The following Saturday, there was a concert of remembrance at Congregation Adath Israel, in Newtown. It was an evening to bring some measure of humanity, hope, and healing through music. Harold Geller, a resident of New Jersey, felt compelled to bring music to the Newtown synagogue, and worked his magic bringing several wonderful artists to the synagogue through his network of musicians. Rabbi Ken Chasen of Los Angeles, Ellen Allard and Noah Aronson of Mass., graciously shared their incredible talents with the community. I was grateful to share in a small way in the concert and add a few healing songs. Rabbi Shaul Praver, spiritual leader of the synagogue, led a beautiful havdala ceremony to begin the concert. Havdala means separation, and while we separate Shabbat from the weekday during the ceremony, it is a reminder that there is always hope- darkness is followed by light, weekdays look forward to Shabbat every week.
How does this relate to “A Narrow Bridge”? I’ve always loved to see these spiritual moments when you least expect it and somehow there is a profound connection between events, words, people, music, and prayer. I’ve experienced it many times in my life, and each time it takes my breath away. I enjoy noticing these connections. I call them “ sparks of the divine.”

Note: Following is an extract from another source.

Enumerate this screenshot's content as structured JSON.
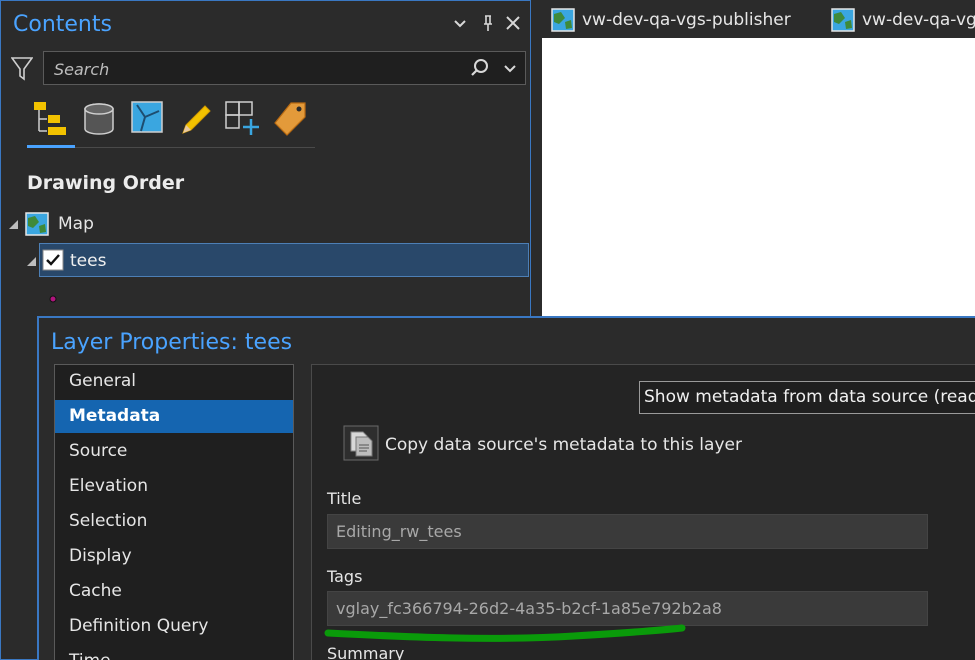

I’ve lived in Connecticut most of my life and I’ve traveled Interstate 84 many times. I don’t take too much notice to the signs of the communities along the way unless I’m tired and hoping to see signs of towns close to mine. Driving to Newtown for the first time since the tragedy was difficult. I was full of apprehension — would I drive down the Main Street and see the piles of teddy bears, flowers and candles? It would break my heart to see that! I took the direction from my GPS and I soon saw the sign for Newtown/Sandy Hook. Oh my — that sign will never be just a sign. Just seeing it hurt — that was the exit I took according to my GPS. I didn’t know if I would be taken through Main Street or not. I just cautiously drove while feeling my breath get tighter as I got closer to the synagogue.
About a mile from the synagogue, I saw a small bridge with a sign Narrow Bridge. I couldn’t believe it — Here I was anxious about going to the synagogue to sing songs of healing to a community devastated by this tragedy, and right in front of me was the sign, Narrow Bridge. Rebbe Nachman’s teaching was clear as can be! The world is a narrow bridge, and the main thing is not to be afraid — to cross it and go forward. I crossed the bridge and felt grateful that that teaching warmed my heart and reminded me to be brave and strong.
My dear cousin, a survivor of the Holocaust teaches me every time we speak or visit. Cantor Leopold Szneer, who experienced five concentration camp, hiding, rescue by the resistance, brutality of SS and worse, remains one of the most inspiring and devoted human beings you could ever meet — Poldy always says, “Life goes one way, forward.” After seeing the sign, “narrow bridge” on the way to the synagogue in Newtown, I also thought of Poldy, and how life goes forward — we will all go forward and with strength of spirit, prayer, music and community. The main thing is to cross the bridge and not be afraid.
The writer is cantor at Temple Shearith Israel in Ridgefield.